Efficient homes are a thing and professors new home is one. However efficient homes come with a small issue that if you did not install it then the people who can only support the closed source system assume you know it when clearly they do not know all the details
This is a problem for british gas (now owned by shell) with hive which is a router to the phone and controls ‘things’. Hive is scottish and indian supported to make things worse and professor got nowhere with them fast when he tried figuring out the thing with there help.
Professor is not a moron but it seems that ‘intelligent’ homes can also come with new idiot owners rather than the people who installed it which is something british gas do not think will happen.
So as homes change ownership/ and rental whatever there is problem for home automation systems. If you where a landlord hive is apparently useless since there seems to be one login / password for the thing, should the renters not have broadband then hive is 50% disabled in features. So extra admin and a dubious benefit to both persons.

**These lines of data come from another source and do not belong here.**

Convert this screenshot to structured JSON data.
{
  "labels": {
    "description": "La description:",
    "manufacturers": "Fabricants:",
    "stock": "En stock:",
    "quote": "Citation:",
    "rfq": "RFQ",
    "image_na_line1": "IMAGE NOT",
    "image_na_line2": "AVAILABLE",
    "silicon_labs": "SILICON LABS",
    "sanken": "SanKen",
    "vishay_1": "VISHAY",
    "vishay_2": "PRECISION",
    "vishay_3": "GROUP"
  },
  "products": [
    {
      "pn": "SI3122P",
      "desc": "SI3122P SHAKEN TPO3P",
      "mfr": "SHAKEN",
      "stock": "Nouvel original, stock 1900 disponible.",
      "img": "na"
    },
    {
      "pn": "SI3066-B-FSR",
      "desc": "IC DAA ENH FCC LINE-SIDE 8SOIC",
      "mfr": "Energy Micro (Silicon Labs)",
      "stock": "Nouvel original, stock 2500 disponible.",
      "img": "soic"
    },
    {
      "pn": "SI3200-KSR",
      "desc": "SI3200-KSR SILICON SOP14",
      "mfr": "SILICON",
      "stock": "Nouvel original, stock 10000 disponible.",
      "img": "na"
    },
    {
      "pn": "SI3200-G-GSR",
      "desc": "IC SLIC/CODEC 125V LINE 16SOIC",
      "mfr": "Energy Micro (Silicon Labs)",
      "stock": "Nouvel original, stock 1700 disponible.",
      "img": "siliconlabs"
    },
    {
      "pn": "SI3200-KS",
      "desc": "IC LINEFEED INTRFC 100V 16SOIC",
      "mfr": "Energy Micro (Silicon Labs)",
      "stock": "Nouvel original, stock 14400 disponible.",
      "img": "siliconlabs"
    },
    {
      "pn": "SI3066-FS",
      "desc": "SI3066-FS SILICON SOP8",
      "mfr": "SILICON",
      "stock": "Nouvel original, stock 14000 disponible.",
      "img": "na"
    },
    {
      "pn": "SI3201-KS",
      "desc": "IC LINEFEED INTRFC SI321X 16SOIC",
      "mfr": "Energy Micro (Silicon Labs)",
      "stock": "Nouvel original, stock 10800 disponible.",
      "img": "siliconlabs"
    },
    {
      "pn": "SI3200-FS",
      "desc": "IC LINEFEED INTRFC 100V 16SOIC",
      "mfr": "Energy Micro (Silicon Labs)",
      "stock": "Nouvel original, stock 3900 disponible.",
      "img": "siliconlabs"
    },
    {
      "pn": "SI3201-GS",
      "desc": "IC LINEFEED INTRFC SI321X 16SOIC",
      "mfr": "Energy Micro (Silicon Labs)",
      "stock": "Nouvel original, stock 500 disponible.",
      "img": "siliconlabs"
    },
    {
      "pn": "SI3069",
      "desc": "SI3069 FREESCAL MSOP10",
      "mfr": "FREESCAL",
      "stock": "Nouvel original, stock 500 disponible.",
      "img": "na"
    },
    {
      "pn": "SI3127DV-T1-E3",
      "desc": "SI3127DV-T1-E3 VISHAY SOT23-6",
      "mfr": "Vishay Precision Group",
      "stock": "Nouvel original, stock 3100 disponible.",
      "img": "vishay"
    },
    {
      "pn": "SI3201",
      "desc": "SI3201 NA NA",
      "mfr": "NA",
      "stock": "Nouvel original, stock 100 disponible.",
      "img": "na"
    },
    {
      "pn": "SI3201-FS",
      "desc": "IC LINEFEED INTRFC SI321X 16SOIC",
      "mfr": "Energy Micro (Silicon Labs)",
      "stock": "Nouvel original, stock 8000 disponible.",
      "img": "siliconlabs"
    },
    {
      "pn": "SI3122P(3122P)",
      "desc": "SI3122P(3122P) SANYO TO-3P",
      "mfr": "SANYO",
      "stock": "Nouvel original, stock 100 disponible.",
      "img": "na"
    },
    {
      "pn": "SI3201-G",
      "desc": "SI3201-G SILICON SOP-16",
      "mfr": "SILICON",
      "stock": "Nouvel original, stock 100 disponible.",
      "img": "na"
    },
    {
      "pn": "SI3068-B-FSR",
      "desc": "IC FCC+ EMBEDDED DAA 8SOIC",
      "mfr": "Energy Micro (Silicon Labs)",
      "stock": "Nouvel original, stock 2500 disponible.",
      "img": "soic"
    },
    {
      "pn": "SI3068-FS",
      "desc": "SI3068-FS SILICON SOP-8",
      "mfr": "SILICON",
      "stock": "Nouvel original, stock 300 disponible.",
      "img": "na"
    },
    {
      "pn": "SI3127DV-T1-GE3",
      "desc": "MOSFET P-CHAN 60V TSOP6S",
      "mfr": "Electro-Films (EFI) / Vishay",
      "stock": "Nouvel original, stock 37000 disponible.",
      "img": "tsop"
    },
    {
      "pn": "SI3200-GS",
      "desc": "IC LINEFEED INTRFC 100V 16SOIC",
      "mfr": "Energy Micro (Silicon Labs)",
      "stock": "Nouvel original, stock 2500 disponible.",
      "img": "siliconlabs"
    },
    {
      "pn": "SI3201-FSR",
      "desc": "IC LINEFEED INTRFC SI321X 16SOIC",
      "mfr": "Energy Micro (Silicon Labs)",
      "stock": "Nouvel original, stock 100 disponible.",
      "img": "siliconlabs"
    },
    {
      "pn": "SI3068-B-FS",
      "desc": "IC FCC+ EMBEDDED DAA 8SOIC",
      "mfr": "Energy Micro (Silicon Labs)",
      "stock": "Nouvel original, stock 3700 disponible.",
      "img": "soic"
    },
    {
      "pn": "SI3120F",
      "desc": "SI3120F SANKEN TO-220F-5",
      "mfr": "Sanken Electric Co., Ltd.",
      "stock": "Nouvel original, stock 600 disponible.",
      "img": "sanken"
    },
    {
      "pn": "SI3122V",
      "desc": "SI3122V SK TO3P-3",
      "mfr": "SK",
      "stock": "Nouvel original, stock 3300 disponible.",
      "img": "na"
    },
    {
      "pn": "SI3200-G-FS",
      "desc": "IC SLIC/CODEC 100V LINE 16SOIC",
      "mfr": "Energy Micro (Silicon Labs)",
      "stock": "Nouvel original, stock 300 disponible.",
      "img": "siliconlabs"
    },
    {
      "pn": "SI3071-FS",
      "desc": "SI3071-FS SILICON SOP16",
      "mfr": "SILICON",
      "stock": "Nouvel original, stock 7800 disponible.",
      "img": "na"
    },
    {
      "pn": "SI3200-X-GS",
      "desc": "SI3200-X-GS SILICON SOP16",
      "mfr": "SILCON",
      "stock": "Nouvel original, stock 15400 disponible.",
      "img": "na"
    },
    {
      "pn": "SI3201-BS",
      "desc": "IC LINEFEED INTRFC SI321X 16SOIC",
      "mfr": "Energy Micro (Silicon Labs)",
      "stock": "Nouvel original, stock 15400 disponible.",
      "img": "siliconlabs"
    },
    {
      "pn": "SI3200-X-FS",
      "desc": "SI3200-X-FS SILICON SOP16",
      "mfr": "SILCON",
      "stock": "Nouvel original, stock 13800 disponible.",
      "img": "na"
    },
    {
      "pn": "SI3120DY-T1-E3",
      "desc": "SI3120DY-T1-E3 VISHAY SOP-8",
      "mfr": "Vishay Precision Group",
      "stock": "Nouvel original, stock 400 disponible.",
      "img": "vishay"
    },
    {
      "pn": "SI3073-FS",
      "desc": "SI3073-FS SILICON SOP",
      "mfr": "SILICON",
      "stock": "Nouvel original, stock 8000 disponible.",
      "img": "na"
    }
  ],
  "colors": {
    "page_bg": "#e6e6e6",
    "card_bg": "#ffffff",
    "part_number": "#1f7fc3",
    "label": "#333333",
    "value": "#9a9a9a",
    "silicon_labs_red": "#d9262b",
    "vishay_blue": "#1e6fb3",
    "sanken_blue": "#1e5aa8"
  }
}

Hives Intelligence is up for debate. Somehow i think that there is a bigger problem here and one that this proprietary system* will have problems retaining new occupants as customers. If your new to hive then the instructions dont tell you what is on the display, and if your missing something hive needs but it is something hive staff wont tell you need, or refuse to sell it which happened to professor.
Months later Professor had a sixth attempt at getting the non working hive thing to work. Somehow they where more clued in than the other five attempts and obtained the missing things.
It was claimed to be user installable. Assured by the salesman that this is the missing thing a package arrives prof is sightly amazed that this is called user installable, rawplugs (not supplied) are needed, a screwdriver too, and maybe some paint. All of which professor has. It was an interesting observation on the average toolkit here in the UK.
The electronic part was less successful than the mounting requiring phone support and hard resets for the existing infrastructure to work. However better instructions would have helped but where copiously missing.
Hive is odd (hosted at amazon ec2), and quite why data goes overseas and at the mercy of amazon is another dubious design feature and offers some basic choices and there be some strange missing features like you cannot buy a carbon monoxide detector that works with hive, lighting and electrical has some control but need the right bulbs (my blog) the bonus stuff seems to be for extraordinary use cases.
Hive at present (the version 2) seems ready for stuff not yet thought about so it is neither burglar alarm ‘smart’ which based on the complexity would be beyond british gas abilities especially when non installers are part of the deal.
Basic hive works provided you have all the things although its very much designed for the app and lets hope you have a better experience than professor did, but to call hive a automation platform is perhaps a management goal at british gas rather than a true platform for switching and sensing stuff in fact it is still an idiot seeking a brain.
*Think rogue IOT and awful bloated software